## Description of the task
In the entries below, how many lines contain the string "name"? Respond with the number only.

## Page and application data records
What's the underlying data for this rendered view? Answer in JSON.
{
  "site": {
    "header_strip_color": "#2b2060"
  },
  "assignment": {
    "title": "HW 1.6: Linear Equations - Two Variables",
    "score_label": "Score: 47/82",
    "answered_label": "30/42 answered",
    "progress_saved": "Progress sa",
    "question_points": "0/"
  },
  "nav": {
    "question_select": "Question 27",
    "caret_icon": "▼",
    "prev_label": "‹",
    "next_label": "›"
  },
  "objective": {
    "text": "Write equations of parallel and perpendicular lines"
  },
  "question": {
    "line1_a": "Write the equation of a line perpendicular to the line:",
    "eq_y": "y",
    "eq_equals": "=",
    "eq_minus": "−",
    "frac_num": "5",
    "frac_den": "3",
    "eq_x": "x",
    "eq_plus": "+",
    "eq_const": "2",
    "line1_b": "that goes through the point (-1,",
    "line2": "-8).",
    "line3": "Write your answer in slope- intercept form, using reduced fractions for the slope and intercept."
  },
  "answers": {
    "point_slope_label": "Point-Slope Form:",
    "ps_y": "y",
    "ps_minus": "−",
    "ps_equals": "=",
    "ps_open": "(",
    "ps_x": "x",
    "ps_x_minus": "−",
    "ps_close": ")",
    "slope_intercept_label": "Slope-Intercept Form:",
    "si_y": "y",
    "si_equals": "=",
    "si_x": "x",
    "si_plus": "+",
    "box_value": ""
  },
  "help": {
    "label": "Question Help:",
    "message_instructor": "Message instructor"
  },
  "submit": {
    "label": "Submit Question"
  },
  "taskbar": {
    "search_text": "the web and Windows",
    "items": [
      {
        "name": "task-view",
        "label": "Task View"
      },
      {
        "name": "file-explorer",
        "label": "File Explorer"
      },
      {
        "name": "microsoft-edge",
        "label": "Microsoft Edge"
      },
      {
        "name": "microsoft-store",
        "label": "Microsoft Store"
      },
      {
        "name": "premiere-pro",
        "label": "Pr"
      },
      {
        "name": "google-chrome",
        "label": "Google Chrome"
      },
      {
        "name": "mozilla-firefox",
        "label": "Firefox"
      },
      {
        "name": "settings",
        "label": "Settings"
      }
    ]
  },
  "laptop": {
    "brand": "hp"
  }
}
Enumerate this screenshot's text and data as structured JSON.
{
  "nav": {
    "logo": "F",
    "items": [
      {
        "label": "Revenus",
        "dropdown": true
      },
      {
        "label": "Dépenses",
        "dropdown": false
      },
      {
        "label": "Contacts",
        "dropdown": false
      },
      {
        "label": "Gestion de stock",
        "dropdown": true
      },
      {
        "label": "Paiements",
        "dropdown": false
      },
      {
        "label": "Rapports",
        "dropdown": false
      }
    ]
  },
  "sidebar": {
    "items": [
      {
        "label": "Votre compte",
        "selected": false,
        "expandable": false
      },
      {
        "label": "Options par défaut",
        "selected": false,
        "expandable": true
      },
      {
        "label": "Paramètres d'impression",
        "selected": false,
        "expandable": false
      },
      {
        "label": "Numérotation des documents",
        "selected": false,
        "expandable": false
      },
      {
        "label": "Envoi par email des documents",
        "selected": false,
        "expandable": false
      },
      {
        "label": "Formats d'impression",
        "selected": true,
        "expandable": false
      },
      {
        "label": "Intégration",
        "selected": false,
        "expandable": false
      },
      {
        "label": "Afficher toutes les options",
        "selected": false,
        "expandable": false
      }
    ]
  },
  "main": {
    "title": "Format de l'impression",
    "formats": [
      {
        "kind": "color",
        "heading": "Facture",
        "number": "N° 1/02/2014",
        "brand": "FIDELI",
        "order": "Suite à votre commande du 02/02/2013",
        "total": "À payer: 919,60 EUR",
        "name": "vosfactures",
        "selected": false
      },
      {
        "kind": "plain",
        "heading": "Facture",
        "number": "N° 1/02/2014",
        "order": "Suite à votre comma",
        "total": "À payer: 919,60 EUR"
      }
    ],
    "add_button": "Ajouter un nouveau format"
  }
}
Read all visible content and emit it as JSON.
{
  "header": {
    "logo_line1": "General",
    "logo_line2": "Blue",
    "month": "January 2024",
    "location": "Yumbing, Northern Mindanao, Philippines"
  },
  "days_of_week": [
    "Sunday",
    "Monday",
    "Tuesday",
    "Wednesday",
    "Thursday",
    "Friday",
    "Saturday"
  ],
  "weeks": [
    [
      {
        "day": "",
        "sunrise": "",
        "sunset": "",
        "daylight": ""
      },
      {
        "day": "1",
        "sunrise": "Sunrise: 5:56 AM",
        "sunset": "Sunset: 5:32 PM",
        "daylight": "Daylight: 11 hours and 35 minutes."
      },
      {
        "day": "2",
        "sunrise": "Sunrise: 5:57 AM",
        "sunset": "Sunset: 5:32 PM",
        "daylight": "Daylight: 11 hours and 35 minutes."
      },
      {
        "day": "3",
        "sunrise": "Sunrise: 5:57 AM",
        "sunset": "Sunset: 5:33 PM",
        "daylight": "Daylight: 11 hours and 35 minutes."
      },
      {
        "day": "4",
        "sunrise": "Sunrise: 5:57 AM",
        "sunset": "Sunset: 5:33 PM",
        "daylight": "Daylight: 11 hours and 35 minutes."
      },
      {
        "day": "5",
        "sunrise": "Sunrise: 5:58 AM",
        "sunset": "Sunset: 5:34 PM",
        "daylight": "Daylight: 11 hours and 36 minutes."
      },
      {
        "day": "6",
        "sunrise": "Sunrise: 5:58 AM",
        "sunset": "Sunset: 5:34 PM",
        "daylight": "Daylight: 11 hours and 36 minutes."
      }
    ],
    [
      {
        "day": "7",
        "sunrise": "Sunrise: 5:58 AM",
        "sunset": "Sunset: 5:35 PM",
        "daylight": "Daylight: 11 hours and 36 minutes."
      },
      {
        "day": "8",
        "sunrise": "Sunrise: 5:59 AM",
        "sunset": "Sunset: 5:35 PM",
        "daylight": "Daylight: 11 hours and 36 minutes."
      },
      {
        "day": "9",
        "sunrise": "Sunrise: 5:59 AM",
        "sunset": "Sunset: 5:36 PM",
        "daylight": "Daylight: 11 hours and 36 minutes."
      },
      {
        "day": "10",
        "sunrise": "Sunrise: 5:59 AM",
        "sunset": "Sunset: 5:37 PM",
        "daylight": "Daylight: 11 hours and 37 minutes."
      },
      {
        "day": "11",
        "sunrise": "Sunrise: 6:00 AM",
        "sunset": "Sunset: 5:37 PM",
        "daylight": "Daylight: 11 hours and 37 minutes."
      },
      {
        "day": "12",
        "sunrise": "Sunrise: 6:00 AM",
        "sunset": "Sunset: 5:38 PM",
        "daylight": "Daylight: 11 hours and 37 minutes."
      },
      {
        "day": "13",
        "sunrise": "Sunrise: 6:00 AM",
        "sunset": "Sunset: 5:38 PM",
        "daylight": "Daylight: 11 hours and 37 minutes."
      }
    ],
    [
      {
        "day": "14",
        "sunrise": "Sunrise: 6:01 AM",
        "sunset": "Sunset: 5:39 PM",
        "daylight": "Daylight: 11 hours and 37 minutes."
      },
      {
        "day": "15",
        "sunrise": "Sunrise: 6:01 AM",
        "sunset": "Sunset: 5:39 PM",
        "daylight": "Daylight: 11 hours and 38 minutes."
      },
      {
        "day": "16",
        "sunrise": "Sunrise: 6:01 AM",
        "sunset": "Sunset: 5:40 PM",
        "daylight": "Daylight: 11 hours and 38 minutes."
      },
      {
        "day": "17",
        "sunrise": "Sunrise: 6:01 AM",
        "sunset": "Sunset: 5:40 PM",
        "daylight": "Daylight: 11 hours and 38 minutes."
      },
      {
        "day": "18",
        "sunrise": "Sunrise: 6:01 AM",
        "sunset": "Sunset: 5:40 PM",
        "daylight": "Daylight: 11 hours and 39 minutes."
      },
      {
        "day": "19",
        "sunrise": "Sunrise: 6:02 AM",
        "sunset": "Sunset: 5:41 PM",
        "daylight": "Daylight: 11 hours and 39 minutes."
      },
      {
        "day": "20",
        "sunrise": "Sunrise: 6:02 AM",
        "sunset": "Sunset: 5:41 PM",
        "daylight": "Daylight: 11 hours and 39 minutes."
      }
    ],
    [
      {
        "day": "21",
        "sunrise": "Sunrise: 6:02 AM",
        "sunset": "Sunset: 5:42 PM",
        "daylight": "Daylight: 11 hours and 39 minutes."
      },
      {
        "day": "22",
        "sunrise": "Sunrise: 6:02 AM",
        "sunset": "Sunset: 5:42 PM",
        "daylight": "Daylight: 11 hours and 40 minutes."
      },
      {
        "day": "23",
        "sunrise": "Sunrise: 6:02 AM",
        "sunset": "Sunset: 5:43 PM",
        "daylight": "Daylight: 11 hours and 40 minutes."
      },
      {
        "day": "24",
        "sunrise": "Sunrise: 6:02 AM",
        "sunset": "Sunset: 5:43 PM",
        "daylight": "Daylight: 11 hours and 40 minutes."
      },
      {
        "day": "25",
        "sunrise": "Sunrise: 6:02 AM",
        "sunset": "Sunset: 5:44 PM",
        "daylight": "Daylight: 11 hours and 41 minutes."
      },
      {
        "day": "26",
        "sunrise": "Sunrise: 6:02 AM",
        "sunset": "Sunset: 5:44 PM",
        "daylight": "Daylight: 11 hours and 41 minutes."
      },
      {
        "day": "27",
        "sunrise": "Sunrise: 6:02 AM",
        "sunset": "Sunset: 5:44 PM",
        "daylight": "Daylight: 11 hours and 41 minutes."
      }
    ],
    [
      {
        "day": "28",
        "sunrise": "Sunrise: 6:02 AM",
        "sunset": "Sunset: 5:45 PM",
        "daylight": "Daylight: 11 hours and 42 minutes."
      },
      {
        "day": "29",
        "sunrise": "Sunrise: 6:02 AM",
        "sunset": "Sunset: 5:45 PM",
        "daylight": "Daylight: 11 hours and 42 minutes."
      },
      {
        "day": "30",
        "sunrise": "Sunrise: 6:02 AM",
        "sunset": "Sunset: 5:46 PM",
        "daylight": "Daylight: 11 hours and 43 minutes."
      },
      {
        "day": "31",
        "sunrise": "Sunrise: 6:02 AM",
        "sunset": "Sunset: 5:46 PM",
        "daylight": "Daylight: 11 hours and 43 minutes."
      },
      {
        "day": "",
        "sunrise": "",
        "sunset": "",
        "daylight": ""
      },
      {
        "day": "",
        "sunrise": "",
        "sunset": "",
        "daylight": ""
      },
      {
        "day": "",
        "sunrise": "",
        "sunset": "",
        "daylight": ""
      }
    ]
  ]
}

## Exercise response
9